The production presented promising students from RIAM, and was made in collaboration with IADT students for hair and make up, while the creative team was a professional one.

La finta giardiniera makes for an instantly captivating listening, like a succession of pop songs from the eighteenth century. The score contains in nuce Mozart’s genius, while the libretto is full to the brim with facetious rhymes.

I disagree with William Mann’s dismissive opinion of the libretto (“feeble, stereotyped and […] incompetent”) as a distinction needs to be made between the plot and the verses. On the thin canvas of the ludicrous plot, the libretto manages to paint all the painful shades of unreciprocated love: jealousy, desire, madness, although in a formally comic guise.
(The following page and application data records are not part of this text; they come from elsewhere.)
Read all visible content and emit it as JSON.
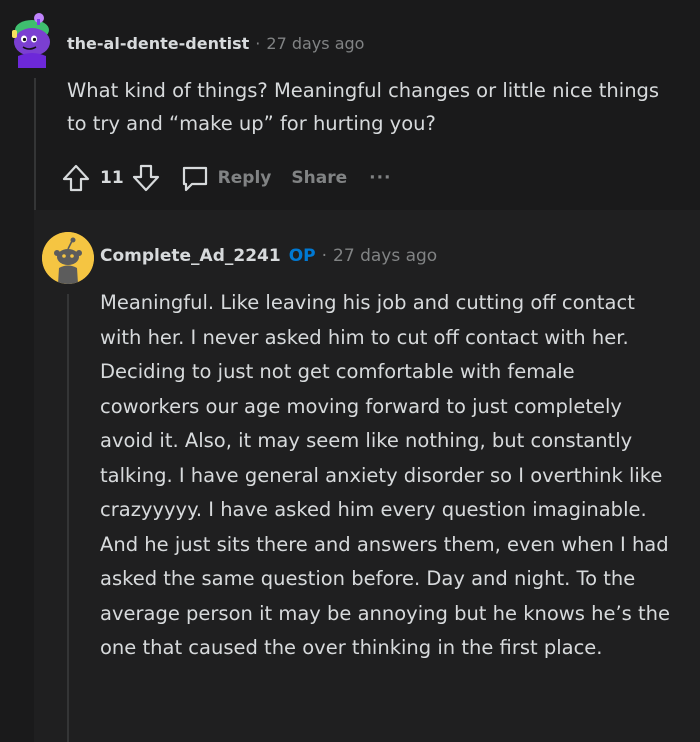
{
  "comments": [
    {
      "author": "the-al-dente-dentist",
      "time": "27 days ago",
      "body": "What kind of things? Meaningful changes or little nice things to try and “make up” for hurting you?",
      "votes": "11",
      "reply_label": "Reply",
      "share_label": "Share",
      "more_label": "···",
      "avatar": "snoo-avatar-purple-icon"
    },
    {
      "author": "Complete_Ad_2241",
      "op_badge": "OP",
      "time": "27 days ago",
      "body": "Meaningful. Like leaving his job and cutting off contact with her. I never asked him to cut off contact with her. Deciding to just not get comfortable with female coworkers our age moving forward to just completely avoid it. Also, it may seem like nothing, but constantly talking. I have general anxiety disorder so I overthink like crazyyyyy. I have asked him every question imaginable. And he just sits there and answers them, even when I had asked the same question before. Day and night. To the average person it may be annoying but he knows he’s the one that caused the over thinking in the first place.",
      "avatar": "snoo-avatar-default-icon"
    }
  ],
  "colors": {
    "background": "#1a1a1b",
    "reply_background": "#1f1f20",
    "text": "#d7dadc",
    "muted": "#818384",
    "op": "#0079d3",
    "avatar2_bg": "#f5c542"
  },
  "separator": "·"
}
What’s more, the Italian verses of the libretto are moulded with exceeding metrical skill.

Veteran director Ben Barnes did a dazzling job in adapting this work. Both the directorial choices and the movement director’s (Libby Seward) ones were spotless, bringing out and magnifying the surreal nature of divertissement of this opera. On the other hand, the English of the surtitles could have been more literally faithful to the original.

Conductor Andrew Synnott drew out of the students’ orchestra a very enjoyable rendition of the score, particularly energetic in the aria of playfully metatheatrical flavour “Dentro il mio petto io sento”, sung with confidence by Vladimir Sima.

Clodagh Kinsella was a perfect Sandrina, with great stage presence, good acting and an interesting colour to her voice. James McCreanor displayed a sweet Mozart tenor voice. Eimear McCarthy Luddy was a very good Ramira, in an untangling of the trousers role’s ambiguity where the original “Ramiro” becomes the gay suitor of Arminda. Dylan Rooney (Nardo) boasted a deep baritone voice.  

Both Corina Ignat (Arminda) and Ecaterina Tulgara (Serpetta) demonstrated striking acting  and astounding vocal control, with the second one leaving a particularly strong impression in my mind.

*Picture: Vladimir Sima, James McCreanor, Corina Ignat, Ecaterina Tulgara and Dylan Rooney in RIAM’s “La finta giardiniera”. Photo by Colm Hogan.